The following essays provide a broad view of the Connect to Learning project and Catalyst Framework.
What it Takes to Make a Difference: The Catalyst Framework
The Catalyst framework, a hypothesis emerging from our research, suggests that effective integrative ePortfolio initiatives address three core levels of campus life and learning: students and faculty, departments and programs, and institutional culture. The most successful ePortfolio initiatives address these core learning levels with work that takes place in five interlocking sectors: Pedagogy, Professional Development, Outcomes Assessment, Technology, and Scaling Up. Embracing and helping to unify these levels and sectors are three overarching design principles: Inquiry, Reflection, and Integration.
What Difference Can ePortfolio Make? A Field Report from the Connect to Learning Project
This peer reviewed essay is published in a special research issue of the International Journal of ePortfolio (IJeP) co-sponsored by the American Association of Colleges and Universities (AAC&U).
The following analytic essays all correspond to the sectors and design principles of the Catalyst Framework.
Catalyst Design Principles
Inquiry, Reflection, and Integration: Catalyst Design Principles
What overarching principles inform the work of successful ePortfolio initiatives? What themes unify their work across all five sectors of the Catalyst framework? Years of research and observation have revealed three complementary principles that inform and strengthen multiple aspects of effective ePortfolio practice: Inquiry, Reflection, and Integration.
The Five Sectors
Reflection, Integration, and ePortfolio Pedagogy
Learning is both an active and reflective process. Though we learn by doing, constructing, building, talking, and writing, we also learn by thinking about events, activities and experiences. This confluence of experiences (action) and thought (reflection) combines to create new knowledge…. Reflection then is the vehicle for critical analysis, problem-solving, synthesis of opposing ideas, evaluation, identifying patterns and creating meaning – in short, many of the
higher order thinking skills we strive to foster in our students.
Social Pedagogies in ePortfolio Practices: Principles for Design and Impact

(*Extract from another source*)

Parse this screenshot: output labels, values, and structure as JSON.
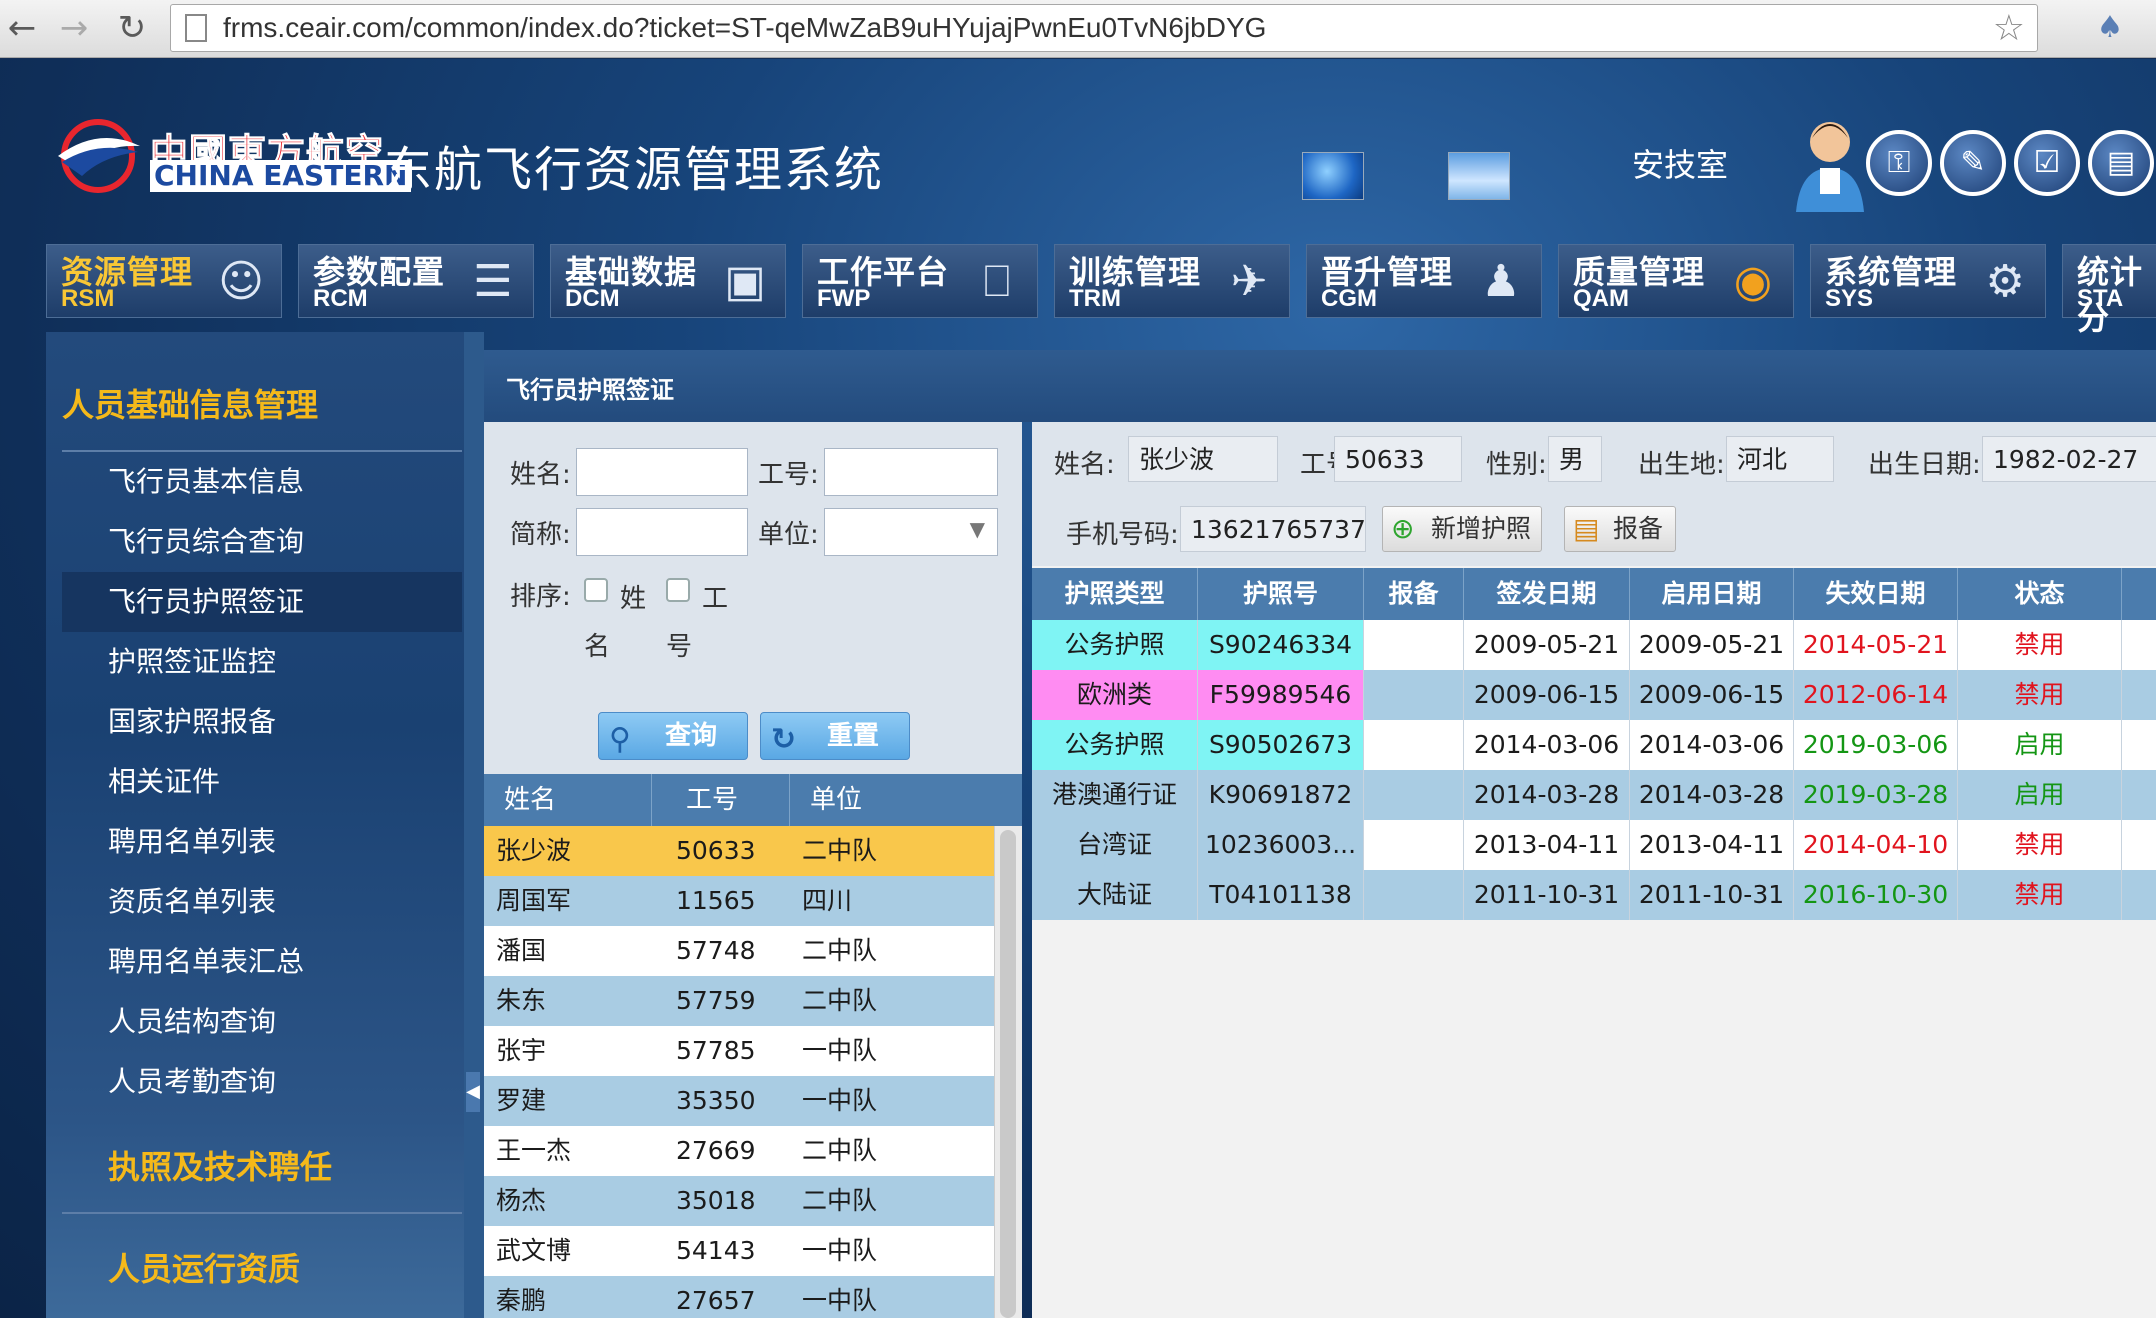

As Web 2.0 and social media exploded in use, Connect to Learning (C2L) faculty explored new approaches that would break the boundaries surrounding ePortfolio development. Studying Carol Rodgers’ principles of meaningful reflection, they found she argued for the value of “reflection in community.” Engaging in a series of online dialogues with C2L Senior Scholar Randy Bass, they considered the idea that ePortfolio practice could be enriched by what he and Heidi Elmendorf termed “social pedagogies”, which engage students in authentic tasks where representation of knowledge for an authentic audience is central to the construction of knowledge.
Inquiry, Reflection and Integration in Professional Development

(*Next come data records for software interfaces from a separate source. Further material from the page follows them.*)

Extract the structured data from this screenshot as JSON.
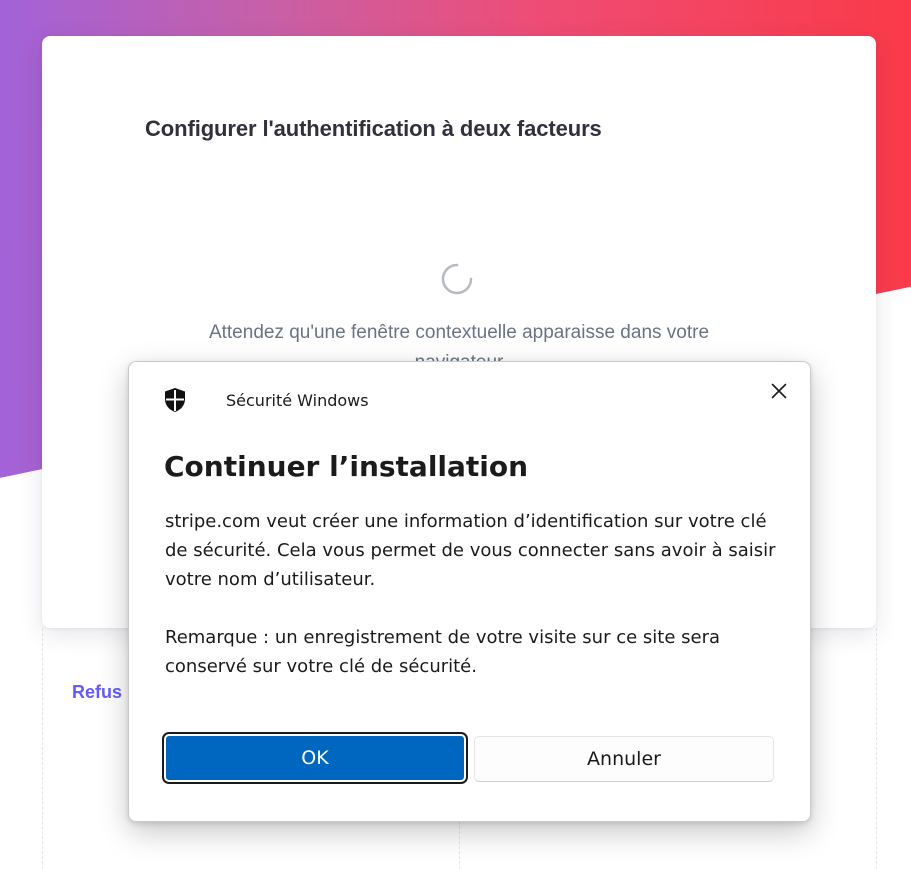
{
  "page": {
    "title": "Configurer l'authentification à deux facteurs",
    "wait_message": "Attendez qu'une fenêtre contextuelle apparaisse dans votre navigateur",
    "refuse_link": "Refus",
    "accent_color": "#635bff"
  },
  "dialog": {
    "app_name": "Sécurité Windows",
    "heading": "Continuer l’installation",
    "paragraph_1": "stripe.com veut créer une information d’identification sur votre clé de sécurité. Cela vous permet de vous connecter sans avoir à saisir votre nom d’utilisateur.",
    "paragraph_2": "Remarque : un enregistrement de votre visite sur ce site sera conservé sur votre clé de sécurité.",
    "ok_label": "OK",
    "cancel_label": "Annuler",
    "close_icon": "close-icon",
    "shield_icon": "shield-icon",
    "ok_color": "#0067c0"
  }
}
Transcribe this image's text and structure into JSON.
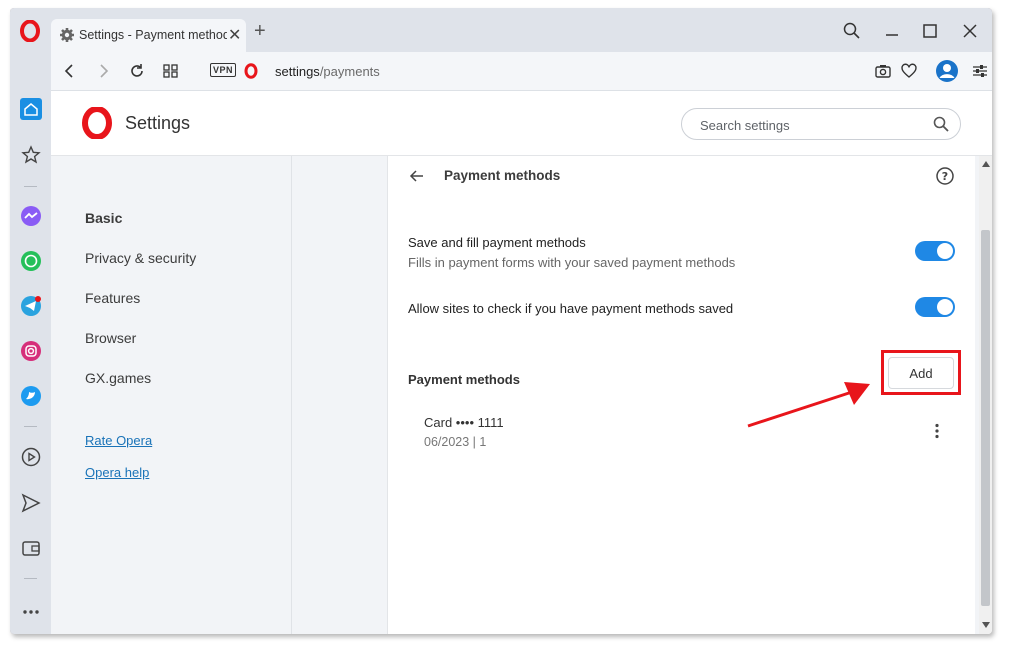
{
  "browser": {
    "tab_title": "Settings - Payment methods",
    "url_host": "settings",
    "url_path": "/payments",
    "vpn_label": "VPN",
    "colors": {
      "chrome": "#dfe3ea",
      "accent": "#1f88e5",
      "brand_red": "#e8151b"
    }
  },
  "settings": {
    "title": "Settings",
    "search_placeholder": "Search settings",
    "nav": [
      {
        "label": "Basic",
        "active": true
      },
      {
        "label": "Privacy & security",
        "active": false
      },
      {
        "label": "Features",
        "active": false
      },
      {
        "label": "Browser",
        "active": false
      },
      {
        "label": "GX.games",
        "active": false
      }
    ],
    "links": [
      "Rate Opera",
      "Opera help"
    ]
  },
  "payments": {
    "page_title": "Payment methods",
    "save_fill": {
      "title": "Save and fill payment methods",
      "subtitle": "Fills in payment forms with your saved payment methods",
      "enabled": true
    },
    "allow_check": {
      "title": "Allow sites to check if you have payment methods saved",
      "enabled": true
    },
    "section_title": "Payment methods",
    "add_label": "Add",
    "cards": [
      {
        "name": "Card •••• 1111",
        "expiry": "06/2023 | 1"
      }
    ]
  }
}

Looking across the range of professional development offerings in the C2L network, we find the most effective practices demonstrate and incorporate the use of Inquiry, Reflection and Integration. This essay explores the ways these design principles shape professional development practice.
Professional Development: Effective Strategies in the C2L Network

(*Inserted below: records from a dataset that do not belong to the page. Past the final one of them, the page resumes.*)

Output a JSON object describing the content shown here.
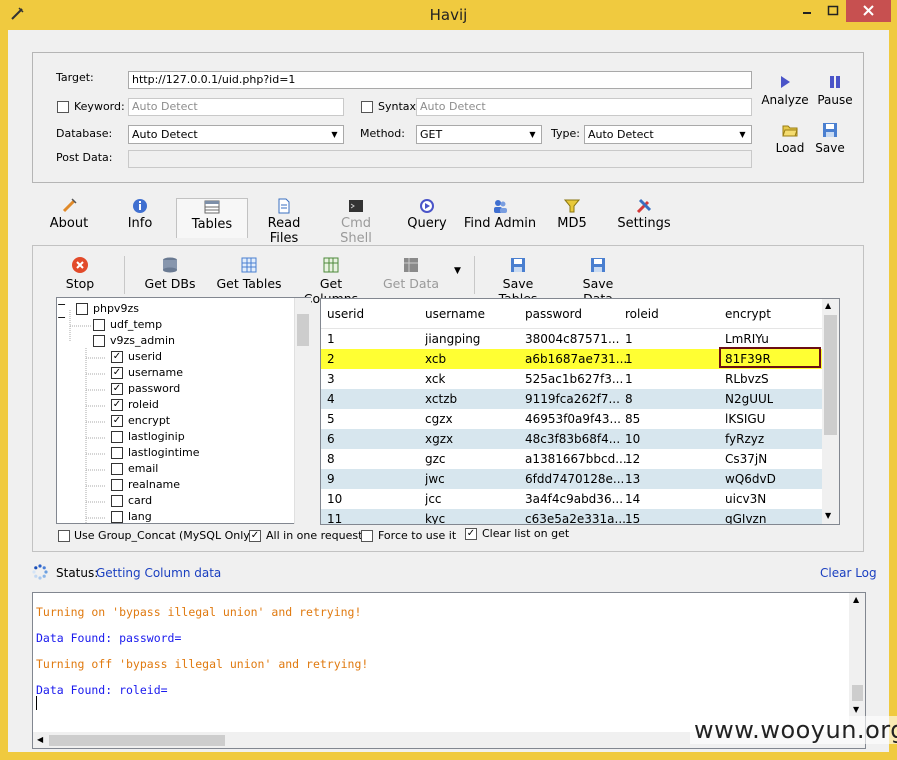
{
  "window": {
    "title": "Havij"
  },
  "target": {
    "target_label": "Target:",
    "target_value": "http://127.0.0.1/uid.php?id=1",
    "keyword_label": "Keyword:",
    "keyword_placeholder": "Auto Detect",
    "syntax_label": "Syntax:",
    "syntax_placeholder": "Auto Detect",
    "database_label": "Database:",
    "database_value": "Auto Detect",
    "method_label": "Method:",
    "method_value": "GET",
    "type_label": "Type:",
    "type_value": "Auto Detect",
    "postdata_label": "Post Data:"
  },
  "side_buttons": {
    "analyze": "Analyze",
    "pause": "Pause",
    "load": "Load",
    "save": "Save"
  },
  "tabs": [
    {
      "label": "About"
    },
    {
      "label": "Info"
    },
    {
      "label": "Tables"
    },
    {
      "label": "Read Files"
    },
    {
      "label": "Cmd Shell"
    },
    {
      "label": "Query"
    },
    {
      "label": "Find Admin"
    },
    {
      "label": "MD5"
    },
    {
      "label": "Settings"
    }
  ],
  "toolbar": {
    "stop": "Stop",
    "get_dbs": "Get DBs",
    "get_tables": "Get Tables",
    "get_columns": "Get Columns",
    "get_data": "Get Data",
    "save_tables": "Save Tables",
    "save_data": "Save Data"
  },
  "tree": {
    "db": "phpv9zs",
    "tables": [
      "udf_temp",
      "v9zs_admin"
    ],
    "columns": [
      {
        "name": "userid",
        "checked": true
      },
      {
        "name": "username",
        "checked": true
      },
      {
        "name": "password",
        "checked": true
      },
      {
        "name": "roleid",
        "checked": true
      },
      {
        "name": "encrypt",
        "checked": true
      },
      {
        "name": "lastloginip",
        "checked": false
      },
      {
        "name": "lastlogintime",
        "checked": false
      },
      {
        "name": "email",
        "checked": false
      },
      {
        "name": "realname",
        "checked": false
      },
      {
        "name": "card",
        "checked": false
      },
      {
        "name": "lang",
        "checked": false
      }
    ]
  },
  "grid": {
    "headers": [
      "userid",
      "username",
      "password",
      "roleid",
      "encrypt"
    ],
    "rows": [
      [
        "1",
        "jiangping",
        "38004c87571...",
        "1",
        "LmRIYu"
      ],
      [
        "2",
        "xcb",
        "a6b1687ae731...",
        "1",
        "81F39R"
      ],
      [
        "3",
        "xck",
        "525ac1b627f3...",
        "1",
        "RLbvzS"
      ],
      [
        "4",
        "xctzb",
        "9119fca262f7...",
        "8",
        "N2gUUL"
      ],
      [
        "5",
        "cgzx",
        "46953f0a9f43...",
        "85",
        "lKSIGU"
      ],
      [
        "6",
        "xgzx",
        "48c3f83b68f4...",
        "10",
        "fyRzyz"
      ],
      [
        "8",
        "gzc",
        "a1381667bbcd...",
        "12",
        "Cs37jN"
      ],
      [
        "9",
        "jwc",
        "6fdd7470128e...",
        "13",
        "wQ6dvD"
      ],
      [
        "10",
        "jcc",
        "3a4f4c9abd36...",
        "14",
        "uicv3N"
      ],
      [
        "11",
        "kyc",
        "c63e5a2e331a...",
        "15",
        "qGIvzn"
      ]
    ]
  },
  "options": {
    "group_concat": "Use Group_Concat (MySQL Only)",
    "all_in_one": "All in one request.",
    "force": "Force to use it",
    "clear_list": "Clear list on get"
  },
  "status": {
    "label": "Status:",
    "value": "Getting Column data",
    "clear_log": "Clear Log"
  },
  "log": [
    {
      "text": "Turning on 'bypass illegal union' and retrying!",
      "color": "orange"
    },
    {
      "text": "Data Found: password=",
      "color": "blue"
    },
    {
      "text": "Turning off 'bypass illegal union' and retrying!",
      "color": "orange"
    },
    {
      "text": "Data Found: roleid=",
      "color": "blue"
    }
  ],
  "watermark": "www.wooyun.org",
  "colors": {
    "title_bar": "#f0ca3f",
    "selected_row": "#ffff33",
    "alt_row": "#d7e6ee",
    "log_orange": "#e07a10",
    "log_blue": "#1a1aee",
    "close_button": "#c75050"
  }
}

C2L campus teams shared examples of successful ePortfolio-related professional development practices on their campuses. Reviewing these practices, we identified seven common strategies that campus teams used and reported as successful. This essay provides brief descriptions of these strategies and links to sample practices.
Outcomes Assessment and Institutional Learning
The Outcomes Assessment sector of the Catalyst site explores the ways some C2L campuses use ePortfolio in outcomes assessment to advance learning at every level of campus life. The C2L teams that identified themselves as most successful in this regard demonstrate the role of the Inquiry, Reflection, and Integration (C2L Design Principles) in ePortfolio-based outcomes assessment.
ePortfolio as a Technology: How Can Platforms Make a Difference?
C2Ls analysis of ePortfolio technology discusses the importance of the platform selection process and examines the ways ePortfolio technology can deepen student learning, professional development and outcomes assessment.
Scaling Up: Growing Effective ePortfolio Initiatives
Launching a campus ePortfolio initiative is no guarantee of success. On some campuses, ePortfolio projects grow and thrive; others stagnate or disappear altogether. What are the strategies that effective ePortfolio leaders use to launch and grow the use of ePortfolio at their institution? In what ways do these leaders connect ePortfolio use to key institutional structures and processes? How do these connections help catalyze growth and learning across an institution?
Scaling Strategies and ePortfolio as a Catalyst for Change
Developing and scaling ePortfolio initiatives poses challenging design problems, because ePortfolio practices must straddle established and emerging paradigms of higher education. Bridging these paradigms, the process of scaling an ePortfolio initiative can advance the emergence of a new vision for higher education.
Ten Core Scaling Up Strategies
Reviewing campus practices across the Connect to Learning network, our analysis identified a set of ten widely used Core Strategies that teams use to scale their initiatives.